:: AIM OF THE EXERCISE ::
Go over the data and keep only the lines that include "accessPermission".

==*==

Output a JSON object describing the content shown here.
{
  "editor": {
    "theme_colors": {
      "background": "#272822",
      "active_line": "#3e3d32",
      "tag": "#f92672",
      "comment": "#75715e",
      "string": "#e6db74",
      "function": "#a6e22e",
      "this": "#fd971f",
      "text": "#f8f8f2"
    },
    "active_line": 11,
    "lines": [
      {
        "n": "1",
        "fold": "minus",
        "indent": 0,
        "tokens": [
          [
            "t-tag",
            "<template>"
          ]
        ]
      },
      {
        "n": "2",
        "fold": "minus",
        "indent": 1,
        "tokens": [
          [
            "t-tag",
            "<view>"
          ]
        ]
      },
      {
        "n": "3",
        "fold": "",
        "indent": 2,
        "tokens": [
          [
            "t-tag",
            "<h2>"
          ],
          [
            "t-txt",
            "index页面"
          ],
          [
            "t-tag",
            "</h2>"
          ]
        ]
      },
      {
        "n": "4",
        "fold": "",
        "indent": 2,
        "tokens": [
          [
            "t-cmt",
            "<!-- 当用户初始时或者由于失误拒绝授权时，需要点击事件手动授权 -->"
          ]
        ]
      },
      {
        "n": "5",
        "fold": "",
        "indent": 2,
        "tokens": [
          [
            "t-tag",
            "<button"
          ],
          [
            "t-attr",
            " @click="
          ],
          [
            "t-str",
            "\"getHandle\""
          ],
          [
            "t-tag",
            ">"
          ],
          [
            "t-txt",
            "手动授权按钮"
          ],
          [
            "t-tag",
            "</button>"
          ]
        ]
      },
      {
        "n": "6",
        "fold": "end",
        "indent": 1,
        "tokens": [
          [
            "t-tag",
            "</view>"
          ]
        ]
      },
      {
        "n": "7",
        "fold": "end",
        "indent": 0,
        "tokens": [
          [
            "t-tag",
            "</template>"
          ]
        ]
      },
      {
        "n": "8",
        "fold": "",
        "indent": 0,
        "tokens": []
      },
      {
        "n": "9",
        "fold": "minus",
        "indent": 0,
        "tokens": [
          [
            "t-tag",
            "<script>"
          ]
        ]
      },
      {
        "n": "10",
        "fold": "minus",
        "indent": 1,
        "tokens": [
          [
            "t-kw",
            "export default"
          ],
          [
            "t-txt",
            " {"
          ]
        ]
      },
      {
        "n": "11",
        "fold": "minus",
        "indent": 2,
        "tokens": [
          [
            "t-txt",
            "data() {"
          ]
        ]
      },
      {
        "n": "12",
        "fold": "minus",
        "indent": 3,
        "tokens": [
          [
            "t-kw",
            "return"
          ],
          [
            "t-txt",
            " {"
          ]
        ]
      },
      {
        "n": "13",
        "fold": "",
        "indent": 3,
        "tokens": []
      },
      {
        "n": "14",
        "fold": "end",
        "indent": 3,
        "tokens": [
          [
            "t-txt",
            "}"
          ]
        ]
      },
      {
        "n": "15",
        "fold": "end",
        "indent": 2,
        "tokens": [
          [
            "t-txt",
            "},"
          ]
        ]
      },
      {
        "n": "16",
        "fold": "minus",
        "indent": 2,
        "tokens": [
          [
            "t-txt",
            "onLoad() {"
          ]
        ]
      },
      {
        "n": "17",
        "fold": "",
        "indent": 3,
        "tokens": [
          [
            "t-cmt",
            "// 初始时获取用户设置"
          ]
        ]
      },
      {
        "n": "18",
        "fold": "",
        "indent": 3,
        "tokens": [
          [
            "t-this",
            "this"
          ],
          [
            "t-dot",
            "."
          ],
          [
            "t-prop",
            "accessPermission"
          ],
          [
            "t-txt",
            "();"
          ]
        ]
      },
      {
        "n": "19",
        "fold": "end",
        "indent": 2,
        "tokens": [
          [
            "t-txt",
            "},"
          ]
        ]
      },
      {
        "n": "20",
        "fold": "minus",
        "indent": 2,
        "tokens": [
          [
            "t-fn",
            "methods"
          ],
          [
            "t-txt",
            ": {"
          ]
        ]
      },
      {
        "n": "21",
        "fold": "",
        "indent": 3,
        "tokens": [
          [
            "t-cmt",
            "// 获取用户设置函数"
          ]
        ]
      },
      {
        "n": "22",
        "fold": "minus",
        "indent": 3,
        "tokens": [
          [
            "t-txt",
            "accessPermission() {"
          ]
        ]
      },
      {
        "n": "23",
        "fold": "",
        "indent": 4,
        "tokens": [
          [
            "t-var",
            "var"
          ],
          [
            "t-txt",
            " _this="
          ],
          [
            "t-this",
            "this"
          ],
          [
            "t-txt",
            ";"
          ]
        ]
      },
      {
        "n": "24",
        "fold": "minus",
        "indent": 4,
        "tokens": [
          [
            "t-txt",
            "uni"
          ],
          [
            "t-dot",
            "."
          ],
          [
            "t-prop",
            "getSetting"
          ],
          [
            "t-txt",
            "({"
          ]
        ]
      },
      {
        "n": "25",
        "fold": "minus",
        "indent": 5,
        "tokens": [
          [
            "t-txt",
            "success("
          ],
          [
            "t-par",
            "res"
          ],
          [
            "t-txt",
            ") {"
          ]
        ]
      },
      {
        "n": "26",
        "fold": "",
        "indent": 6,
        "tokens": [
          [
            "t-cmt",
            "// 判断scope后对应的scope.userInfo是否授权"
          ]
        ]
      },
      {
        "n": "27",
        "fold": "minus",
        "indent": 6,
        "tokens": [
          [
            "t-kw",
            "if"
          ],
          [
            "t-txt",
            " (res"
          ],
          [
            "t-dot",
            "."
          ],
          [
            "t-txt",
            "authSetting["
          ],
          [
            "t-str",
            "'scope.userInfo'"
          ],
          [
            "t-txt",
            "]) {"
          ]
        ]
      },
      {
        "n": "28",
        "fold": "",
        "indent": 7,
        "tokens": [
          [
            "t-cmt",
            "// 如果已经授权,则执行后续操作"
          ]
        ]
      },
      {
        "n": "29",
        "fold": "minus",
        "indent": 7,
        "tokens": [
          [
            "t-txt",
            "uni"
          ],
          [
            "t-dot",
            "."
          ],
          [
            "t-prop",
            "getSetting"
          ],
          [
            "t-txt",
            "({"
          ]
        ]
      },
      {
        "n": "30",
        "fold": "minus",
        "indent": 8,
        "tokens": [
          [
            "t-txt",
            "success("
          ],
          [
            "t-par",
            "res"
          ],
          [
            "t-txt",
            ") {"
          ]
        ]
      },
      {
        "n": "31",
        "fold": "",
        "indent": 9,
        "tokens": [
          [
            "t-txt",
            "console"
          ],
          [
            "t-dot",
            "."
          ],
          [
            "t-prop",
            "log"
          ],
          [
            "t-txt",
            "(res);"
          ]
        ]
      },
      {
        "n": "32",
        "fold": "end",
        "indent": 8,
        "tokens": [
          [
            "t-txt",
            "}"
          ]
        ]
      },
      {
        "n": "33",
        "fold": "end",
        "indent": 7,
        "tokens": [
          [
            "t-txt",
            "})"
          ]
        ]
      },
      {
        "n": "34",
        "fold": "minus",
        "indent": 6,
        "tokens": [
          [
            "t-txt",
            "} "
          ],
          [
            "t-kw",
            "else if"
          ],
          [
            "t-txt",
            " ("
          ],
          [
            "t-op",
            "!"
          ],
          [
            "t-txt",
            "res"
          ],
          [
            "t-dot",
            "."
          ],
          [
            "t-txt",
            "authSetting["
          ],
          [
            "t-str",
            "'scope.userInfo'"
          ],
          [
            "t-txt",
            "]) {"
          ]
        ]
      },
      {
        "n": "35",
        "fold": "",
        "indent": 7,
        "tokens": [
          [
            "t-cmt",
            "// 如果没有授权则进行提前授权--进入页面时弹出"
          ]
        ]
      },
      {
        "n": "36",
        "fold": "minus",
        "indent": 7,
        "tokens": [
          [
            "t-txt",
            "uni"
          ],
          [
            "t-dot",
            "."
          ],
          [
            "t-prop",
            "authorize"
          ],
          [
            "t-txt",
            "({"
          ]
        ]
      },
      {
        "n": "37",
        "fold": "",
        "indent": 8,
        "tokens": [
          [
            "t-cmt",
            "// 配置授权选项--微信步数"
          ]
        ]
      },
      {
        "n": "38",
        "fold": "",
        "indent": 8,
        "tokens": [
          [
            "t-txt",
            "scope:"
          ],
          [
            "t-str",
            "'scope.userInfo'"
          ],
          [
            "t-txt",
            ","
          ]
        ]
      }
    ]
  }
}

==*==

:: RESPONSE FOR THIS EXERCISE ::
            "accessPermission"
            "accessPermission() {"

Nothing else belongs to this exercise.